“We just want to visualize that we will live there, to remind people that these are homes where people could live if only CHA opened it up,” said the Rev. Bruce Ray from the Logan Square Ecumenical Alliance, which organized the event along with the Lathrop Leadership Team, Lathrop Alumni, Lathrop Local Advisory Council and the Logan Square Neighborhood Association.

Before the crowd headed back to New Life Community Church, they chanted the hymn “Oh Come, O Come, Emmanuel.”

“We believe in a different Emmanuel than this Emanuel,” said the Rev. Paula Cripps-Vallejo, during a prayer. “We hope Mayor Emanuel could live up to his responsibility for his name’s sake and be the hands and feet of God, by taking more seriously his role as a caregiver.”

This is the latest of numerous protests and actions around the Lathrop redevelopment.

On Nov. 9, clergy and community members marched around City Hall and delivered petitions to Meghan Harte, the mayor’s deputy chief of staff for CHA, and asked for a meeting with the mayor.

Cynthia Scott said her household say they could become homeless if they lose their homes at Lathrop. (Yingxu Jane Hao/SJNN)

Residents and activists have been pushing for a proposed ordinance, called Keeping the Promise , which they say would keep CHA accountable to its original redevelopment plans, A hearing has been scheduled for January 7. The November 9 march also had Biblical overtones, with protesters invoking the tumbling of the Wall of Jericho, saying the “Wall of CHA” must fall. “There are cracks in the walls!” said Ray.

Christensen, the pastor who played the role of “Innkeeper Rahm,” believes that the timing is good for the ordinance to pass, since the mayor is facing massive public outrage in the wake of the release of video of a white officer shooting black teenager Laquan McDonald.

“The entire country is watching Chicago,” said Christensen. “Mayor Emanuel stated recently that he’s responsible to make sure that the city regains people’s trust.

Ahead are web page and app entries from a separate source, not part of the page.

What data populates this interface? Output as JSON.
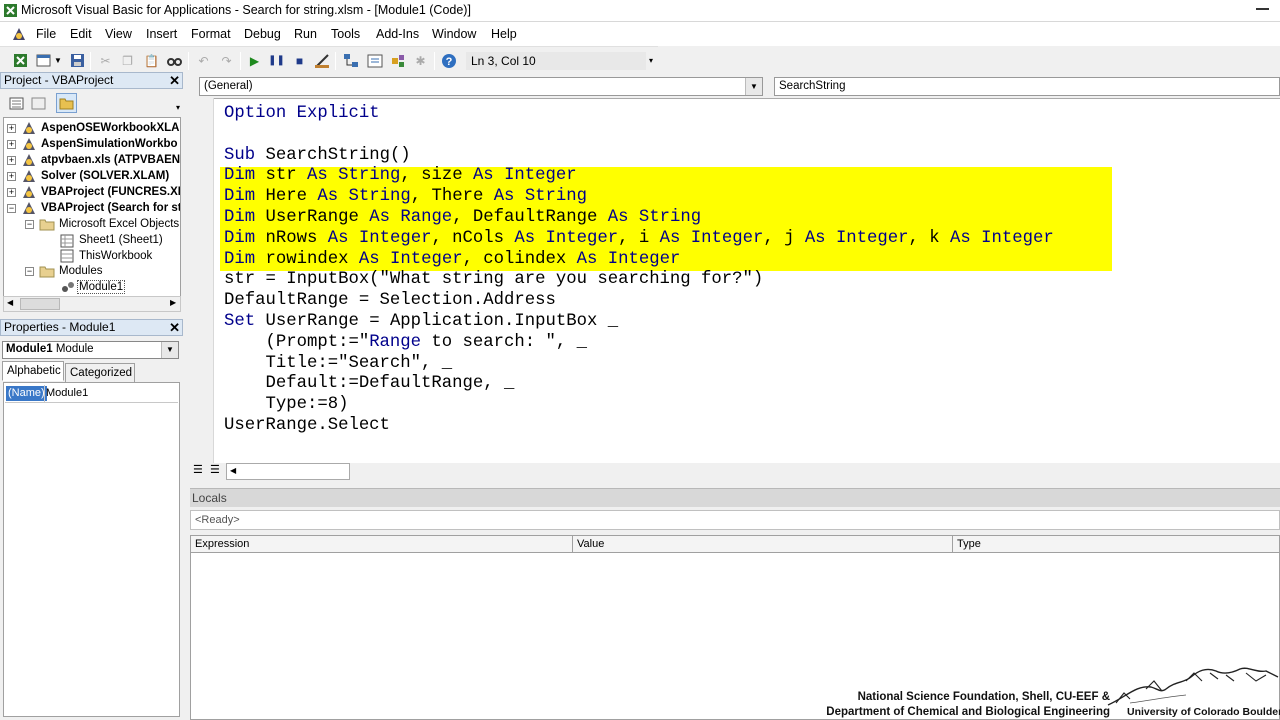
{
  "window": {
    "title": "Microsoft Visual Basic for Applications - Search for string.xlsm - [Module1 (Code)]"
  },
  "menu": [
    "File",
    "Edit",
    "View",
    "Insert",
    "Format",
    "Debug",
    "Run",
    "Tools",
    "Add-Ins",
    "Window",
    "Help"
  ],
  "toolbar": {
    "position": "Ln 3, Col 10"
  },
  "project": {
    "title": "Project - VBAProject",
    "items": [
      "AspenOSEWorkbookXLA (",
      "AspenSimulationWorkbo",
      "atpvbaen.xls (ATPVBAEN.",
      "Solver (SOLVER.XLAM)",
      "VBAProject (FUNCRES.XLA",
      "VBAProject (Search for st",
      "Microsoft Excel Objects",
      "Sheet1 (Sheet1)",
      "ThisWorkbook",
      "Modules",
      "Module1"
    ]
  },
  "properties": {
    "title": "Properties - Module1",
    "combo_name": "Module1",
    "combo_type": "Module",
    "tabs": [
      "Alphabetic",
      "Categorized"
    ],
    "row_key": "(Name)",
    "row_value": "Module1"
  },
  "code": {
    "object_combo": "(General)",
    "proc_combo": "SearchString",
    "lines": [
      {
        "kw": "Option Explicit",
        "rest": ""
      },
      {
        "kw": "",
        "rest": ""
      },
      {
        "kw": "Sub",
        "rest": " SearchString()"
      },
      {
        "kw": "",
        "rest": "Dim str As String, size As Integer"
      },
      {
        "kw": "",
        "rest": "Dim Here As String, There As String"
      },
      {
        "kw": "",
        "rest": "Dim UserRange As Range, DefaultRange As String"
      },
      {
        "kw": "",
        "rest": "Dim nRows As Integer, nCols As Integer, i As Integer, j As Integer, k As Integer"
      },
      {
        "kw": "",
        "rest": "Dim rowindex As Integer, colindex As Integer"
      },
      {
        "kw": "",
        "rest": "str = InputBox(\"What string are you searching for?\")"
      },
      {
        "kw": "",
        "rest": "DefaultRange = Selection.Address"
      },
      {
        "kw": "Set",
        "rest": " UserRange = Application.InputBox _"
      },
      {
        "kw": "",
        "rest": "    (Prompt:=\"Range to search: \", _"
      },
      {
        "kw": "",
        "rest": "    Title:=\"Search\", _"
      },
      {
        "kw": "",
        "rest": "    Default:=DefaultRange, _"
      },
      {
        "kw": "",
        "rest": "    Type:=8)"
      },
      {
        "kw": "",
        "rest": "UserRange.Select"
      }
    ]
  },
  "locals": {
    "title": "Locals",
    "status": "<Ready>",
    "columns": [
      "Expression",
      "Value",
      "Type"
    ]
  },
  "credit": {
    "line1": "National Science Foundation, Shell, CU-EEF &",
    "line2": "Department of Chemical and Biological Engineering",
    "university": "University of Colorado Boulder"
  },
  "colors": {
    "highlight": "#ffff00",
    "keyword": "#00008b"
  }
}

What better way to do this than to keep the promises made to Lathrop Homes residents 15 years ago? The opportunity in front of the mayor and our elected officials is to do the right thing now, and to be on the right side of history today.”